ger Club's inscribed butcher's cleaver, for having to make the most meals at sea during the race (they tookover25 days!) . -FRANK SCOTT

Hawser-tossing and Harbor Crowds ASTA's Newport 1992 Rally

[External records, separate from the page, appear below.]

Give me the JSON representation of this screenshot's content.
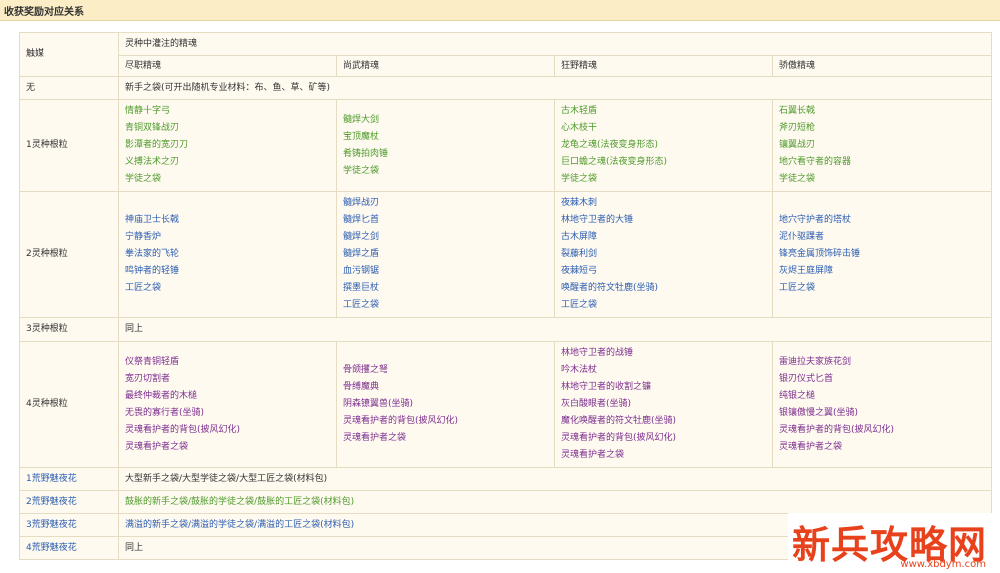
{
  "page_title": "收获奖励对应关系",
  "header": {
    "trigger": "触媒",
    "group": "灵种中灌注的精魂",
    "cols": [
      "尽职精魂",
      "尚武精魂",
      "狂野精魂",
      "骄傲精魂"
    ]
  },
  "rows": [
    {
      "label": "无",
      "span": "新手之袋(可开出随机专业材料：布、鱼、草、矿等)",
      "color": "dark"
    },
    {
      "label": "1灵种根粒",
      "color": "green",
      "cols": [
        [
          "情静十字弓",
          "青铜双锋战刃",
          "影潭者的宽刃刀",
          "义搏法术之刃",
          "学徒之袋"
        ],
        [
          "髓焊大剑",
          "宝顶魔杖",
          "肴铸拍肉锤",
          "学徒之袋"
        ],
        [
          "古木轻盾",
          "心木枝干",
          "龙龟之魂(法夜变身形态)",
          "巨口蟾之魂(法夜变身形态)",
          "学徒之袋"
        ],
        [
          "石翼长戟",
          "斧刃短枪",
          "镶翼战刃",
          "地穴看守者的容器",
          "学徒之袋"
        ]
      ]
    },
    {
      "label": "2灵种根粒",
      "color": "blue",
      "cols": [
        [
          "神庙卫士长戟",
          "宁静香炉",
          "拳法家的飞轮",
          "鸣钟者的轻锤",
          "工匠之袋"
        ],
        [
          "髓焊战刃",
          "髓焊匕首",
          "髓焊之剑",
          "髓焊之盾",
          "血污钢锯",
          "撰墨巨杖",
          "工匠之袋"
        ],
        [
          "夜棘木刺",
          "林地守卫者的大锤",
          "古木屏障",
          "裂藤利剑",
          "夜棘短弓",
          "唤醒者的符文牡鹿(坐骑)",
          "工匠之袋"
        ],
        [
          "地穴守护者的塔杖",
          "泥仆驱踝者",
          "锋亮金属顶饰碎击锤",
          "灰烬王庭屏障",
          "工匠之袋"
        ]
      ]
    },
    {
      "label": "3灵种根粒",
      "span": "同上",
      "color": "dark"
    },
    {
      "label": "4灵种根粒",
      "color": "purple",
      "cols": [
        [
          "仪祭青铜轻盾",
          "宽刃切割者",
          "最终仲裁者的木槌",
          "无畏的寡行者(坐骑)",
          "灵魂看护者的背包(披风幻化)",
          "灵魂看护者之袋"
        ],
        [
          "骨颌攫之弩",
          "骨缚魔典",
          "阴森镣翼兽(坐骑)",
          "灵魂看护者的背包(披风幻化)",
          "灵魂看护者之袋"
        ],
        [
          "林地守卫者的战锤",
          "吟木法杖",
          "林地守卫者的收割之镰",
          "灰白酸眼者(坐骑)",
          "魔化唤醒者的符文牡鹿(坐骑)",
          "灵魂看护者的背包(披风幻化)",
          "灵魂看护者之袋"
        ],
        [
          "雷迪拉夫家族花剑",
          "银刃仪式匕首",
          "纯银之槌",
          "银镶傲慢之翼(坐骑)",
          "灵魂看护者的背包(披风幻化)",
          "灵魂看护者之袋"
        ]
      ]
    },
    {
      "label": "1荒野魅夜花",
      "span": "大型新手之袋/大型学徒之袋/大型工匠之袋(材料包)",
      "color": "dark",
      "label_color": "blue"
    },
    {
      "label": "2荒野魅夜花",
      "span": "鼓胀的新手之袋/鼓胀的学徒之袋/鼓胀的工匠之袋(材料包)",
      "color": "green",
      "label_color": "blue"
    },
    {
      "label": "3荒野魅夜花",
      "span": "满溢的新手之袋/满溢的学徒之袋/满溢的工匠之袋(材料包)",
      "color": "blue",
      "label_color": "blue"
    },
    {
      "label": "4荒野魅夜花",
      "span": "同上",
      "color": "dark",
      "label_color": "blue"
    }
  ],
  "watermark": {
    "logo_text": "新兵攻略网",
    "url": "www.xbdym.com"
  }
}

At the 4PM watch change on the Gazela, the Boston skyline can be seen receding off the starboard stern quarter. Off the port stern quarter the distant, white iceberg-shapes of tall ships outline the Grand Regatta fleet starting their race leg to Liverpool at this moment. There is little wind and the big square riggers are yet to set all sail. One mile and a half off our port beam is the USCG bark Eagle. When the international Grand Regatta fleet headed out into the North Atlantic on July 16, the momentum of many weeks of sailing and port visitation carried the sail training barkentine Gaze la on to rendezvous with her American counterparts-and a few adventurous foreign ships-at Newport, Rhode Island. For the public the attraction was Tall Ships Newport '92; for the vessels and crews it was the American Sail Training Association's fifth Safety-at-Sea The Fryderyk Chopin sailingfromNew York. Rally. For the next few days, against the weather, which had us charging around backdrop of Newport's crowded peak with hope in our hearts, and regular season and a constant harbor-circling unpleasant squalls that caused us to take parade of spectator boats, captains would in sail in a hurry. It was some 15 days delicately balance the need to keep their before we picked a steady strong quar- vessels open to the public (at Pier 9, 5000 tering wind, with a succession of lows . people per day visited the Gaze/a) with rolling past, allowing the miles to click the desire to provide crew for ASTA's off nicely-274.8nm on our best day. Rally events elsewhere. We finished at 5 past midnight, August Somehow, they pulled off the jumbo6, just as the weather pattern went light juggling act. While an appreciative public stamped the decks of tall ships, availagain , frustrating those behind us. Mir took 17 days and 4.5 hours to able crew members matched their skills become the first Class A to cross the 1ine. This completed the double for her, as she Dockside at Newport, Gaz.ela crew meet to plan had been first over in the west-bound a day of public tours and ASTA tournament. series, and this time she only had five yachts ahead of her boat-for-boat, despite the early conditions favoring them so much. On handicap it was a square rigger walkover, with the hard-charging Kruzenshtern first overall; Sedov, another Russian 4-masted bark, second; Mir third, Tovarischfourth, andFryderyk Chopin fifth. Falken, at sixth, was the z highest placed fore-&-after. ~ Captain Genady Kolomen sky of :f Kruzenshtern thus won the Vicki Scott ~ Memorial Captain's prize for the winner ~ ¡ of Class A, and, by contrast, the cook of the yacht Ohiyesa won the Square Rig- at: